• _Work task_: Report only the number of lines in the following entries where the word "From" occurs.
BEGIN
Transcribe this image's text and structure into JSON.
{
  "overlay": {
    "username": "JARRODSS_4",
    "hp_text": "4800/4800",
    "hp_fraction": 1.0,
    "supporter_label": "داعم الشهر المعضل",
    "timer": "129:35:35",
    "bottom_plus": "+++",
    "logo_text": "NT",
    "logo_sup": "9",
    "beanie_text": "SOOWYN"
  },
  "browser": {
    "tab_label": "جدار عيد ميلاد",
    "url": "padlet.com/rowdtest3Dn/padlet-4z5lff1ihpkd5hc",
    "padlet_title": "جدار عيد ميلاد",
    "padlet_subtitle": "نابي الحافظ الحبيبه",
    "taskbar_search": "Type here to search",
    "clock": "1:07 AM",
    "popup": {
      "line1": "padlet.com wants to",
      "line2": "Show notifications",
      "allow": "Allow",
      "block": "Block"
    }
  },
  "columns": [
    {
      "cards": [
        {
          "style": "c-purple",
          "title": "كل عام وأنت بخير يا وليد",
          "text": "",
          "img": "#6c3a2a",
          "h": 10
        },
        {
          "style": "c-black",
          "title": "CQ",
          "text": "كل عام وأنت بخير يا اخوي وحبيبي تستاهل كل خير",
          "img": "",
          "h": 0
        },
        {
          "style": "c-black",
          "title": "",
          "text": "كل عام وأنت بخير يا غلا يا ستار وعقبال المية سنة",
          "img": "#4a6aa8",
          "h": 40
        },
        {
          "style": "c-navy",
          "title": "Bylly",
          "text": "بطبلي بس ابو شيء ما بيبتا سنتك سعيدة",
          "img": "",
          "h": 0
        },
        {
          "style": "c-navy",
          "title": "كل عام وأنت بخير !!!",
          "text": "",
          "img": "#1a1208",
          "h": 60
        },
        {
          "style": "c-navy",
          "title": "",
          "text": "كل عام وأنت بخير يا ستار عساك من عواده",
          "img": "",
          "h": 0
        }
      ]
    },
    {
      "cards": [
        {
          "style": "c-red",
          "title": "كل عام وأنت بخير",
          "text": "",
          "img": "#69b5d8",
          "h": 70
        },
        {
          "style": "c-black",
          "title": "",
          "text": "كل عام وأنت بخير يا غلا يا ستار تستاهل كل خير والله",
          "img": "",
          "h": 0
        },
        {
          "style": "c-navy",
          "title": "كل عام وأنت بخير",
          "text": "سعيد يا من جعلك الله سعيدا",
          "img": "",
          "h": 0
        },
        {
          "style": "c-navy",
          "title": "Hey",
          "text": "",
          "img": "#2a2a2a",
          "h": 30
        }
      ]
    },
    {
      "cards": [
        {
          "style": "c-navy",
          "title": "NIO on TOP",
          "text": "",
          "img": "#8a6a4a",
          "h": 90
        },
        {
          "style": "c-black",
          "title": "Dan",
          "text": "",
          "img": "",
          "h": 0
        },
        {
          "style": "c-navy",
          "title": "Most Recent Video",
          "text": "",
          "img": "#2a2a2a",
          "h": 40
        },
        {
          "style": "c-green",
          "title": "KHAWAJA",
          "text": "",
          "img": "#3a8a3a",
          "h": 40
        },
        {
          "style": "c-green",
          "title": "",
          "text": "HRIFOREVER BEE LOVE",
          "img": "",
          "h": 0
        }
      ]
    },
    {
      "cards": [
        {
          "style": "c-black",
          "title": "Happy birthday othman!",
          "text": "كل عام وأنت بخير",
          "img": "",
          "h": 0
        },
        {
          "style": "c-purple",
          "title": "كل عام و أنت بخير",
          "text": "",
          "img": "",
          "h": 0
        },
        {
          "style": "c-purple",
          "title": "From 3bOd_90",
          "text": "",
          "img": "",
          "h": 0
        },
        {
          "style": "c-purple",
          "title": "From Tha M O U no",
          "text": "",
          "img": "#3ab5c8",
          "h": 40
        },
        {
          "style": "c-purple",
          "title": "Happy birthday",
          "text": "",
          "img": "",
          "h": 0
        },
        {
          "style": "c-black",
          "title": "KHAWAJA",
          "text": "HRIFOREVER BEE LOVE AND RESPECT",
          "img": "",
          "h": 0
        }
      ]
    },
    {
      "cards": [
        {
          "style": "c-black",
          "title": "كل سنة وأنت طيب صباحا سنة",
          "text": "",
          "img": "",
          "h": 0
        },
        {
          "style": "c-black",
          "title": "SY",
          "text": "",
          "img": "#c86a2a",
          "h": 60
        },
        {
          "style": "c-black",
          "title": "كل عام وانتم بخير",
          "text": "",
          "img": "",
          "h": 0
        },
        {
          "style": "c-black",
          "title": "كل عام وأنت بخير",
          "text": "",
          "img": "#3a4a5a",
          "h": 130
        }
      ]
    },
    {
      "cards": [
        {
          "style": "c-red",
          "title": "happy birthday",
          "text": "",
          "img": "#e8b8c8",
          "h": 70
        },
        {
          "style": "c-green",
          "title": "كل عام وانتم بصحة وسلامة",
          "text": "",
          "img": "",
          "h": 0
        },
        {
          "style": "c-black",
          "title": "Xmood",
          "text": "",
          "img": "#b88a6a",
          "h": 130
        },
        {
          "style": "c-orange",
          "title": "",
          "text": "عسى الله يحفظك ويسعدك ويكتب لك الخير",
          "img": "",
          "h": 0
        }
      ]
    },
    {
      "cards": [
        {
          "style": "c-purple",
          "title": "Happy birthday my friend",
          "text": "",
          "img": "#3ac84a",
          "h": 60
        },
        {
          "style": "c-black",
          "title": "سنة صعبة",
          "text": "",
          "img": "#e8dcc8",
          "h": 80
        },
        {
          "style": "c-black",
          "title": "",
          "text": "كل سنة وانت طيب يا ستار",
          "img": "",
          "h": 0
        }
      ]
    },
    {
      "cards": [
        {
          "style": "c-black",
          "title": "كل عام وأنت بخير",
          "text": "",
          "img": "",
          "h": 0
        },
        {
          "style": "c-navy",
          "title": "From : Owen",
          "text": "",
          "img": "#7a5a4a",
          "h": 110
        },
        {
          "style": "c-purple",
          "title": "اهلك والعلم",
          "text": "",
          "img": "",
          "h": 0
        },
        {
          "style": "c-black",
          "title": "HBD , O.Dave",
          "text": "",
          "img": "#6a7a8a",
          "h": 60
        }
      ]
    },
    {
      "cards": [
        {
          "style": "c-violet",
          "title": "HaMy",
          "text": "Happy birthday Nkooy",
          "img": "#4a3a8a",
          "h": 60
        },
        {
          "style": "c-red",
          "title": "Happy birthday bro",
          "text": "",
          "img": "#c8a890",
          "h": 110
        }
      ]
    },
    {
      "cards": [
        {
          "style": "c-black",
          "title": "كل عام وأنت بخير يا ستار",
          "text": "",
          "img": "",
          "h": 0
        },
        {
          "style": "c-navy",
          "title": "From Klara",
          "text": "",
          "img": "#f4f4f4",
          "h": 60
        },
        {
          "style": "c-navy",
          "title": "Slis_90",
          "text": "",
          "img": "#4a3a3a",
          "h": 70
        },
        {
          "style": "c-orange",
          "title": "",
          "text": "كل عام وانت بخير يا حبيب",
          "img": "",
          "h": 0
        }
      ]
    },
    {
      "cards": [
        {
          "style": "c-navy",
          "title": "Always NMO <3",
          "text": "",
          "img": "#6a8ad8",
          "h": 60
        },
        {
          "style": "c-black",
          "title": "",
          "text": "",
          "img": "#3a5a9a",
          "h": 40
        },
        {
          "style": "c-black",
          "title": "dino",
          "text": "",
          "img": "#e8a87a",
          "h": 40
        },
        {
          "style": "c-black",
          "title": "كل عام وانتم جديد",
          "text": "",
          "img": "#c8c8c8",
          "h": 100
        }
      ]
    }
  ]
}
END
• _Solution for this problem_: 4